Oct. 30 (EIRNS)–John Sopko, the Special Inspector General For Afghanistan Reconstruction (SIGAR), blasted the State and Defense departments for their lack of cooperation with his office in remarks prepared for the Military Reporters & Editors Association Annual Conference yesterday. “U.S. agencies have not made honest reporting easy for SIGAR” or for the news media in reporting on the war in Afghanistan, he said. Sopko described efforts, some very recent, by the two departments to restrict the information available to the public in SIGAR’s reports, among them the fact that SIGAR has to put some information for its quarterly reports into classified annexes, all of which, he argued, should be declassified.
The State Department claims that its requests to restrict information is to protect Afghans who worked with the U.S. occupation but, Sopko said, “State was never able to describe any specific threats to individuals that were supposedly contained in our reports, nor did State ever explain how removing our reports now could possibly protect anyone since many were years old and already extensively disseminated worldwide.”
Sopko reported that he recently received a letter from the State Department asking that 2,400 items on the SIGAR website, attached to the letter in spreadsheet form, be redacted. “[I]t quickly became clear to us that State had little, if any, criteria for determining whether the information actually endangered anyone – and I think you will agree with me that some of the requests were bizarre to say the least.” Among them was a request that SIGAR redact the name of Ashraf Ghani from its reports. “While I’m sure the former President may wish to be excised from the annals of history, I don’t believe he faces any threats simply from being referenced by SIGAR,” Sopko said. He added that SIGAR’s own risk assessment found all but four of State’s 2,400 redaction requests to be without merit.
Sopko argued that the main reason why few people understand why the U.S./NATO-created Afghan government fell so quickly in August is because of the information that the State and Defense departments have withheld from release. This includes information compiled on the performance of the Afghan security forces since 2015. “This information almost certainly would have benefited Congress and the public in assessing whether progress was being made in Afghanistan and, more importantly, whether we should have ended our efforts there earlier,” Sopko said. “Yet SIGAR was forced to relegate this information into classified appendices, making it much more difficult for Members of Congress to access the information, and completely eliminating public and press access to and discussion of that information.”
The documents now known as the Afghanistan Papers were originally produced in Sopko’s office and they showed, among other things, that the private assessments of U.S. officials often contradicted their public statements on the “progress” the U.S. was making in Afghanistan.

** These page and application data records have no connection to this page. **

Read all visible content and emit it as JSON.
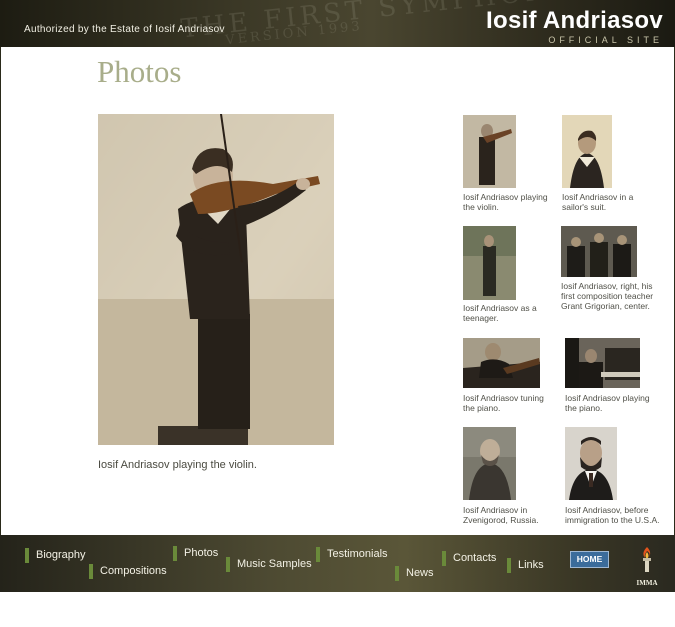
{
  "header": {
    "tagline": "Authorized by the Estate of Iosif Andriasov",
    "brand_name": "Iosif Andriasov",
    "brand_sub": "OFFICIAL SITE"
  },
  "page": {
    "title": "Photos",
    "main_caption": "Iosif Andriasov playing the violin."
  },
  "thumbnails": [
    {
      "caption": "Iosif Andriasov playing the violin."
    },
    {
      "caption": "Iosif Andriasov in a sailor's suit."
    },
    {
      "caption": "Iosif Andriasov as a teenager."
    },
    {
      "caption": "Iosif Andriasov, right, his first composition teacher Grant Grigorian, center."
    },
    {
      "caption": "Iosif Andriasov tuning the piano."
    },
    {
      "caption": "Iosif Andriasov playing the piano."
    },
    {
      "caption": "Iosif Andriasov in Zvenigorod, Russia."
    },
    {
      "caption": "Iosif Andriasov, before immigration to the U.S.A."
    }
  ],
  "nav": {
    "biography": "Biography",
    "compositions": "Compositions",
    "photos": "Photos",
    "music_samples": "Music Samples",
    "testimonials": "Testimonials",
    "news": "News",
    "contacts": "Contacts",
    "links": "Links",
    "home": "HOME"
  },
  "logo": {
    "text": "IMMA"
  }
}
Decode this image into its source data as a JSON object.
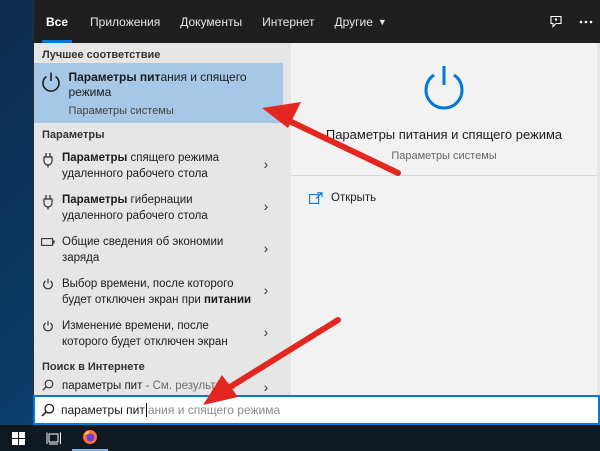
{
  "tabs": [
    {
      "label": "Все"
    },
    {
      "label": "Приложения"
    },
    {
      "label": "Документы"
    },
    {
      "label": "Интернет"
    },
    {
      "label": "Другие"
    }
  ],
  "sections": {
    "best": "Лучшее соответствие",
    "settings": "Параметры",
    "web": "Поиск в Интернете"
  },
  "best_match": {
    "title_bold": "Параметры пит",
    "title_rest": "ания и спящего режима",
    "subtitle": "Параметры системы"
  },
  "settings_items": [
    {
      "icon": "power-plug-icon",
      "bold": "Параметры",
      "rest": " спящего режима удаленного рабочего стола"
    },
    {
      "icon": "power-plug-icon",
      "bold": "Параметры",
      "rest": " гибернации удаленного рабочего стола"
    },
    {
      "icon": "battery-icon",
      "pre": "Общие сведения об экономии заряда"
    },
    {
      "icon": "power-icon",
      "pre": "Выбор времени, после которого будет отключен экран при ",
      "bold": "питании"
    },
    {
      "icon": "power-icon",
      "pre": "Изменение времени, после которого будет отключен экран"
    }
  ],
  "web_item": {
    "query": "параметры пит",
    "suffix": " - См. результаты"
  },
  "preview": {
    "title": "Параметры питания и спящего режима",
    "subtitle": "Параметры системы",
    "open_label": "Открыть"
  },
  "search": {
    "typed": "параметры пит",
    "ghost": "ания и спящего режима"
  },
  "colors": {
    "accent": "#0078d7",
    "selected_bg": "#a6c8e6",
    "annotation_arrow": "#e3261f"
  }
}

SIGAR also released its latest quarterly report, yesterday, in which it found that more than $100 billion went down the drain when the government collapsed on August 15. The United States provided $89 billion in training and equipping the Afghan National Defense and Security Forces and more than $17 billion “in on-budget assistance” to the Afghan government, according to the report. The net result of all of this expenditure is now zero as the government it was meant to support no longer exists.